Simple Tension Headaches: headaches that result from prolonged contraction of the muscles of the head and neck due to stress.

Somatic: having to do with the body

Social Work: psychotherapy that emphasizes family and community relationships.

Somatic: having to do with the body.

Stage of Resistance: second stage of the general adaptation syndrome during which the organism actively tries to cope with stress.

Startle Reaction/Response: the sudden and involuntary reaction to unexpected events or stimulation.

Stimulants: substances that increase feelings of alertness and reduce feelings of fatigue.

Stress: biological or psychological variables that result in a change in adaptation and a change in physical or mental health. Stress is most often associated with a changing environment.

Stress: Inoculation Training/Therapy: a type of psychotherapy that focuses on teaching self-instruction to cope with negative thoughts and stress.

Stress Tolerance: the degree and nature of stress that a person can tolerate.

Stressor: anything that causes stress and results in coping behavior.

Substance Abuse: a pattern of substance use that results in significant negative consequences to the individual or others.

Substance Dependence: a pattern of behavior that results in increased tolerance for the substance, physiological and psychological dependence, and withdrawal symptoms.

Support Group: a group of people that meet to share encouragement and information.

Surdomutism: an inability to speak due to fear.

Sympathetic Division: division of nervous system responsible for activation of bodily responses under extreme conditions including emotional arousal and physical effort.

Symptom: reports of experience of a problem that is reported by the patient.
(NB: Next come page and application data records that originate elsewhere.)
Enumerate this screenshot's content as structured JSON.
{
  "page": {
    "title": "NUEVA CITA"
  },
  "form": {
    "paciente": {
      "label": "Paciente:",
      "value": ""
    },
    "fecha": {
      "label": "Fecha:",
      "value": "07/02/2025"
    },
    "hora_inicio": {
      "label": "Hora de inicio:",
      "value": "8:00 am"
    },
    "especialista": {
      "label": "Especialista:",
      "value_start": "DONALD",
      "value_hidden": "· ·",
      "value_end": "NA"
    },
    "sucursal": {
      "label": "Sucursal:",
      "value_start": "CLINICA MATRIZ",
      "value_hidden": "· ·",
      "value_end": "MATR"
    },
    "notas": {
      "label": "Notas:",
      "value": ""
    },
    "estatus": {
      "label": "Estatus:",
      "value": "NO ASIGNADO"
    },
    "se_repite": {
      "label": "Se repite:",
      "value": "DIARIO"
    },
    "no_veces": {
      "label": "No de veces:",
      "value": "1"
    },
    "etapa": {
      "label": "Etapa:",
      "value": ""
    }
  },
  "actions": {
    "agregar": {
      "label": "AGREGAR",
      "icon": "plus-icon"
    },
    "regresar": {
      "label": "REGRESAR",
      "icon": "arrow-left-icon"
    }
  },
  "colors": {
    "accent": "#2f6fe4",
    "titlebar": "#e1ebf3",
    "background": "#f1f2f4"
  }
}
Syndrome: a pattern of signs and symptoms that tend to group together in a disorder.

SAD: seasonal affective disorder

Schema: the way in which a variety of information about any given behavior or knowledge is organized in the mind so that responses can occur relatively automatically and thinking is efficient.

Selective Serotonin Re-uptake Inhibitor (SSRI): medications that selectively inhibit the reuptake of serotonin at the synapse, thus increasing availability of serotonin at the synapse, and eventually resulting in down-regulation of post-synaptic receptors. SSRI medications include paroxetine (Paxil), fluoxetine (Prozac), sertaline (Zoloft), fluvoxamine (luvox, feverin, Dumirox, floxyfral), and citalopram (Celexa, Cipramil, Serostat, Cipram).

Self Monitoring: a psychotherapy technique in which one is asked to observe and monitor their own behavior.

Serotonin (5-hydroxytryptophan, 5-HT): a hormone and neurotransmitter (an indoleamine) important in a variety of functions including appetite, sleep, depression and anxiety and depression.

Serotonin Re-uptake Inhibitor (SRI): a medication that inhibits the re-uptake of serotonin by synaptic receptors. As compared to the selective serotonin reuptake inhibitors (SSRIs), the SRIs have more effects on neurotransmitter systems in addition to the serotonin system. Commonly used SRIs in anxiety and depression is clomipramine and desipramine.

SNRI: see Dual Serotonin and Norepinephrine Reuptake Inhibitors

Social Phobia: a persistent and exaggerated fear of social situations that often includes fears of humiliation, embarrassment, rejection, and being observed. Most often treated with SSRIs and/or cognitive behavioral therapy (CBT).

SSRI: see Selective Serotonin Re-uptake Inhibitor

Stage of Exhaustion: the third stage of the general adaptation syndrome (GAS) in which the organism can no longer resist stress.

Status Panicus: a consecutive series of panic attacks that can last for hours or days.